  • The risk for the first episode of OHE is 5%-25% within 5 years after a cirrhosis diagnosis1

seen

The Impact of OHE

OHE is associated with frequent hospitalizations and may cause persistent cognitive defects.2,9

  • 53% of HE episodes required hospitalization in 20192
  • Numerous episodes of HE can result in persistent deficits in reaction time, working memory, response inhibition, and divided attention9

un seen

The Impact of OHE

OHE readmission and mortality rates are high.2,3

  • In 2018, about 3 out of 5 hospitalized HE patients were under the age of 652
  • Average 30-day readmission rate for HE in 2019 was 38%2
  • 42% 1-year survival rate from time of OHE diagnosis3*†
  • 23% 3-year survival rate from time of OHE diagnosis3†

*1-year survival rates have been reported to be between 36% and 42%.3,10

Data from analysis published in 1999.


seen

Identifying Patients With OHE

Patients with OHE can become comatose and require urgent medical care and a plan for managing the possibility of future recurrence.1


un seen

Identifying Patients With OHE

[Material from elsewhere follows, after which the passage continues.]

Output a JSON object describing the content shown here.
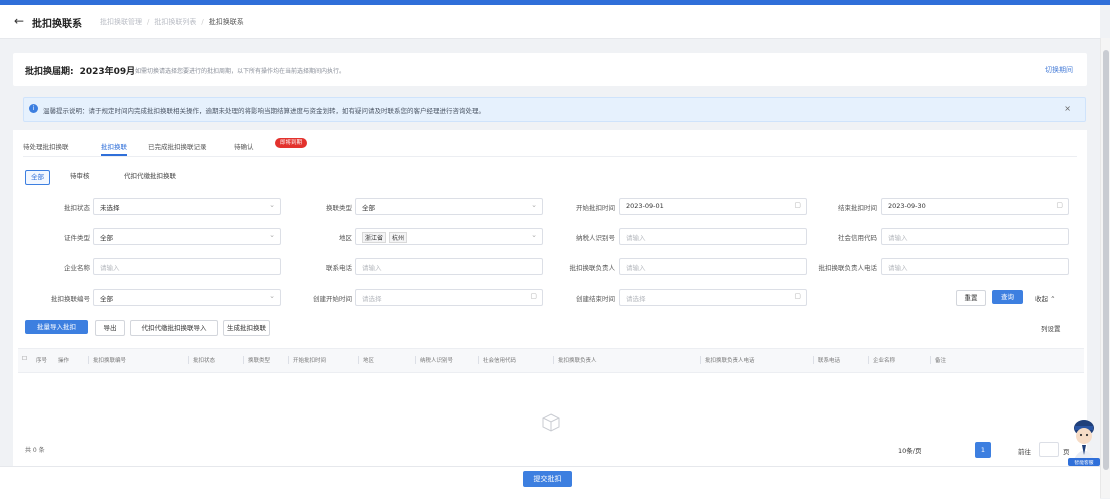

Symptoms of HE may appear earlier than you may recognize.1
  • Some symptoms of HE can overlap with those of other forms of altered mental status, such as dementia or Alzheimer’s disease, which may delay the recognition and diagnosis of HE1
    • - Lethargy or apathy
    • - Disorientation for time
    • - Obvious personality change
    • - Inappropriate behavior
    • - Dyspraxia
    • - Asterixis
    • - Somnolence to semistupor
    • - Responsive to stimuli
    • - Confused
    • - Gross disorientation
    • - Bizarre behavior

If you have patients with CLD or cirrhosis who display the symptoms above, you should suspect HE after ruling out other potential immediate causes.

  • 30%-40% of cirrhosis patients will develop overt (clinically apparent) HE at some point during their clinical course1

seen

Managing OHE

OHE may be primarily managed by a specialist—often a gastroenterologist or a hepatologist.

  • Controlling precipitating factors of HE (eg, recurrent infections or variceal hemorrhages) is the cornerstone of managing OHE1
  • Lactulose is a common treatment for patients with OHE1

un seen

Managing OHE

You may see patients with HE regularly, which means that you can play a critical role in caring for these patients.

Communication between physicians can help ensure that patients are receiving the attention and care they need and that there is a consistent long-term strategy in place to help patients manage the likelihood of OHE recurrence.

  • Consider calling, texting, or emailing the other members of your patient’s care team with updates or questions to discuss:
    • - The patient’s OHE symptoms
    • - History of hospitalization due to HE
    • - The need for additional evaluation or follow-up
    • - Possibility of OHE recurrence
    • - Changes to the management strategy, including dietary and nutritional changes, lifestyle modification, and medication
  • Medical intervention can help minimize the chances of OHE recurrence and hospitalization involving HE1